Prompt |
In the copy you make, keep each entry exactly as it is and leave out all images.

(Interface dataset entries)
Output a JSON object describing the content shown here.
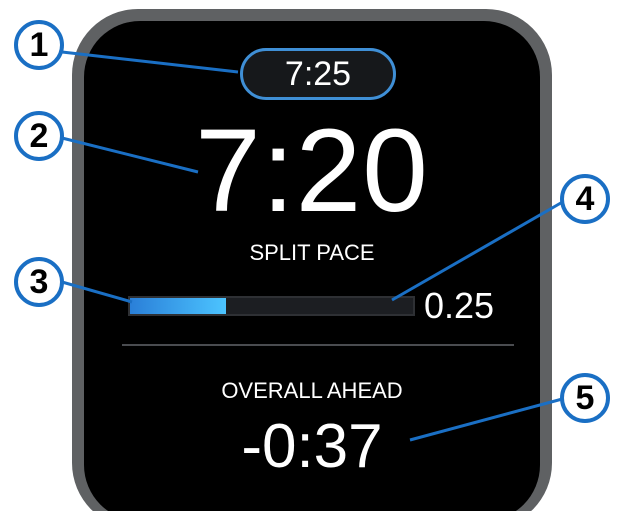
{
  "watch": {
    "time_of_day": "7:25",
    "split_pace_value": "7:20",
    "split_pace_label": "SPLIT PACE",
    "progress": {
      "value_text": "0.25",
      "fraction": 0.34
    },
    "overall_label": "OVERALL AHEAD",
    "overall_value": "-0:37"
  },
  "callouts": [
    "1",
    "2",
    "3",
    "4",
    "5"
  ],
  "colors": {
    "accent": "#3f8fd6",
    "progress_fill": "#4cc4ff",
    "callout_border": "#1a6fc4",
    "screen": "#000000",
    "bezel": "#5f6163"
  }
}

Result for this exercise |
Output a JSON object describing the content shown here.
{
  "watch": {
    "time_of_day": "7:25",
    "split_pace_value": "7:20",
    "split_pace_label": "SPLIT PACE",
    "progress": {
      "value_text": "0.25",
      "fraction": 0.34
    },
    "overall_label": "OVERALL AHEAD",
    "overall_value": "-0:37"
  },
  "callouts": [
    "1",
    "2",
    "3",
    "4",
    "5"
  ],
  "colors": {
    "accent": "#3f8fd6",
    "progress_fill": "#4cc4ff",
    "callout_border": "#1a6fc4",
    "screen": "#000000",
    "bezel": "#5f6163"
  }
}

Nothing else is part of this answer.